= INPUT FOR THIS TASK =
***
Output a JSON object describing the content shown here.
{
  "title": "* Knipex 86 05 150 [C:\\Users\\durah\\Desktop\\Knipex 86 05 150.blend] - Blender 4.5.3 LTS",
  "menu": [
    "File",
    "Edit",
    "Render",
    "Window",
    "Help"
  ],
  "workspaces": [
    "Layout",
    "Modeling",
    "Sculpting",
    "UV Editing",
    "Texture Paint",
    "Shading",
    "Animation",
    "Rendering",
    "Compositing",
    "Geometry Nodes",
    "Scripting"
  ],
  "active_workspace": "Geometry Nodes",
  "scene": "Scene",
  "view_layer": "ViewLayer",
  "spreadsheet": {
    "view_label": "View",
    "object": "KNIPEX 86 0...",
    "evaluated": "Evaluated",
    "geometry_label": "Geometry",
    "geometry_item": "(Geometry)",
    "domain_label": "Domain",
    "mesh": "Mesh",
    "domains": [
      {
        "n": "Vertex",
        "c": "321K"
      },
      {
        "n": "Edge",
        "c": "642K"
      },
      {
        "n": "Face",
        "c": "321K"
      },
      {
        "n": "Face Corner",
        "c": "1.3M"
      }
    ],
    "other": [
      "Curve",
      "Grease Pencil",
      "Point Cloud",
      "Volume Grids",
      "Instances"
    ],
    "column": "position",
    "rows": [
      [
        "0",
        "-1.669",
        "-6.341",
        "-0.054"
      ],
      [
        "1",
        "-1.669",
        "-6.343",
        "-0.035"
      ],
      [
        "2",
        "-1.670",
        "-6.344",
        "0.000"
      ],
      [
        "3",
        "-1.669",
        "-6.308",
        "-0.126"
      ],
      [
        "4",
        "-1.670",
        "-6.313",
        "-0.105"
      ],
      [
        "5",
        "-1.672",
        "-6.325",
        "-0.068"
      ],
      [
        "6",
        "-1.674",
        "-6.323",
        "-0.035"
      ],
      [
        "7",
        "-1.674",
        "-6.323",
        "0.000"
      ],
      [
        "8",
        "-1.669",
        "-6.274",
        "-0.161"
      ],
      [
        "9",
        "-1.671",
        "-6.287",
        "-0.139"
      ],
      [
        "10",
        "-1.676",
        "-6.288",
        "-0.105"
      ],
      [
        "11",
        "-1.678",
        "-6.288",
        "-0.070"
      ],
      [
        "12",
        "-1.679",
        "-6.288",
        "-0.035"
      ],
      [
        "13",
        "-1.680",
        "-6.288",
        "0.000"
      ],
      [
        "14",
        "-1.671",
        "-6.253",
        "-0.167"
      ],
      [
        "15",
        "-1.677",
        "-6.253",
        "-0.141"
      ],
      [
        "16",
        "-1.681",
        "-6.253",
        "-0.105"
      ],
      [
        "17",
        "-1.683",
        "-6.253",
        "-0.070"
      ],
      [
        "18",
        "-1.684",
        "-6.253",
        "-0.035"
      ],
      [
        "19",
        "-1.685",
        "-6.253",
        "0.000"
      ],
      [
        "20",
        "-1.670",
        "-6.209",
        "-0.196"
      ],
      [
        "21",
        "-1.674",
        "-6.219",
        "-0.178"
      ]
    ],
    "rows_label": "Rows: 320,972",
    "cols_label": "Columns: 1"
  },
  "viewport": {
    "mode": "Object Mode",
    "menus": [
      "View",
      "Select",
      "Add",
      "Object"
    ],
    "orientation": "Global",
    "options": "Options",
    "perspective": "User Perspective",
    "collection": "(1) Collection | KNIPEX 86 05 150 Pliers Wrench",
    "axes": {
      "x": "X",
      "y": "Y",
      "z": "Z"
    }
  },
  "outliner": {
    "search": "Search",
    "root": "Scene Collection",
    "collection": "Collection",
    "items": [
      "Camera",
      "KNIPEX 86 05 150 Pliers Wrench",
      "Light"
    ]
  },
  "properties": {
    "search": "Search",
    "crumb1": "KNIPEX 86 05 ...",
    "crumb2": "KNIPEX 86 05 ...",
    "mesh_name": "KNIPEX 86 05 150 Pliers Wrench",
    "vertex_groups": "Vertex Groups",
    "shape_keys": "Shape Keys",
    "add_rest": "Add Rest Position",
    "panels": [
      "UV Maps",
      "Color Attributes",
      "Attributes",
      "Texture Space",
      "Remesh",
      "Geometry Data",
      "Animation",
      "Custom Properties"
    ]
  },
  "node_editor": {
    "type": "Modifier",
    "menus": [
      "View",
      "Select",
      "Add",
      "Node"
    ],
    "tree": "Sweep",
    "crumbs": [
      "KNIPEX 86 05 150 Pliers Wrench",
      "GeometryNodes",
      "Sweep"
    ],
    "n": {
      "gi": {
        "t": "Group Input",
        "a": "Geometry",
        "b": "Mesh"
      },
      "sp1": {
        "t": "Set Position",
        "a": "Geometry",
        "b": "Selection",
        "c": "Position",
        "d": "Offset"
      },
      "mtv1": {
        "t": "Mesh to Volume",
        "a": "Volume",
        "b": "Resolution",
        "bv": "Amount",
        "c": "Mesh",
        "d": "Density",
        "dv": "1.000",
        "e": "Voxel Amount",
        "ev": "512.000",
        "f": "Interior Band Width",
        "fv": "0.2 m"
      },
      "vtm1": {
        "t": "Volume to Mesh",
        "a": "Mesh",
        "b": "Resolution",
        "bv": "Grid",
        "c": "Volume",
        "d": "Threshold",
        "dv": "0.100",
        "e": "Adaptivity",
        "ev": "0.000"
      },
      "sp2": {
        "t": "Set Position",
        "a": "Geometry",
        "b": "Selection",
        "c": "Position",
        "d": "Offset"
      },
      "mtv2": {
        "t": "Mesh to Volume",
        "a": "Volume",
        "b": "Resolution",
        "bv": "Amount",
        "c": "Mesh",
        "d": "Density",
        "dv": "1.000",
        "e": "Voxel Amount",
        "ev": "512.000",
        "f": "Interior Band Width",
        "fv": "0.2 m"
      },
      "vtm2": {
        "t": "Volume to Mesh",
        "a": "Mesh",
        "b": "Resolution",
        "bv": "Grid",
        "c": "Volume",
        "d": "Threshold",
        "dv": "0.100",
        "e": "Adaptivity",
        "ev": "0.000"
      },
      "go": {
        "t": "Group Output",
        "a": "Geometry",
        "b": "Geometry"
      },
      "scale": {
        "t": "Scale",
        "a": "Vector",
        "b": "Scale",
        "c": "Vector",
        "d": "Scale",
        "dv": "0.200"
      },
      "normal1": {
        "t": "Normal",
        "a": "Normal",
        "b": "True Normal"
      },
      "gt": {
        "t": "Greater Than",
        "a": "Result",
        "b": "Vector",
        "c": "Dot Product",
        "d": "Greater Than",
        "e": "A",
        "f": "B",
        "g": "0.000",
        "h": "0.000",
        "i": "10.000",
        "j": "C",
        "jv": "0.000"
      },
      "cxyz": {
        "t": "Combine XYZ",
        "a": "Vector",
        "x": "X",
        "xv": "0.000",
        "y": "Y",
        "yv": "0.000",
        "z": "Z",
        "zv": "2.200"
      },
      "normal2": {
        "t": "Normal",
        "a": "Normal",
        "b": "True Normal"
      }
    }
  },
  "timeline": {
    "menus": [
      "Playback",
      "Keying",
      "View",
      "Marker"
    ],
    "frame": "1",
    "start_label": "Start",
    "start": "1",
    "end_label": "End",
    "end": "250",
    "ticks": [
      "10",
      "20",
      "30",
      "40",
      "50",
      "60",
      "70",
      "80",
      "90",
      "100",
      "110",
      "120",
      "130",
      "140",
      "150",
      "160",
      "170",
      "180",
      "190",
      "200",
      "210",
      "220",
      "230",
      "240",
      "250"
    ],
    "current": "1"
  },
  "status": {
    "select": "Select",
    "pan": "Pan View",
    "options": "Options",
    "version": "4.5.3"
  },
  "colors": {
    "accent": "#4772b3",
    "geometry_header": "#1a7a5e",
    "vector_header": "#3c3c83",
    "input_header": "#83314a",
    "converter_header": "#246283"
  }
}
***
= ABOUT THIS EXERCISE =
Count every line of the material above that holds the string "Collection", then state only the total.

= TASK OUTPUT =
3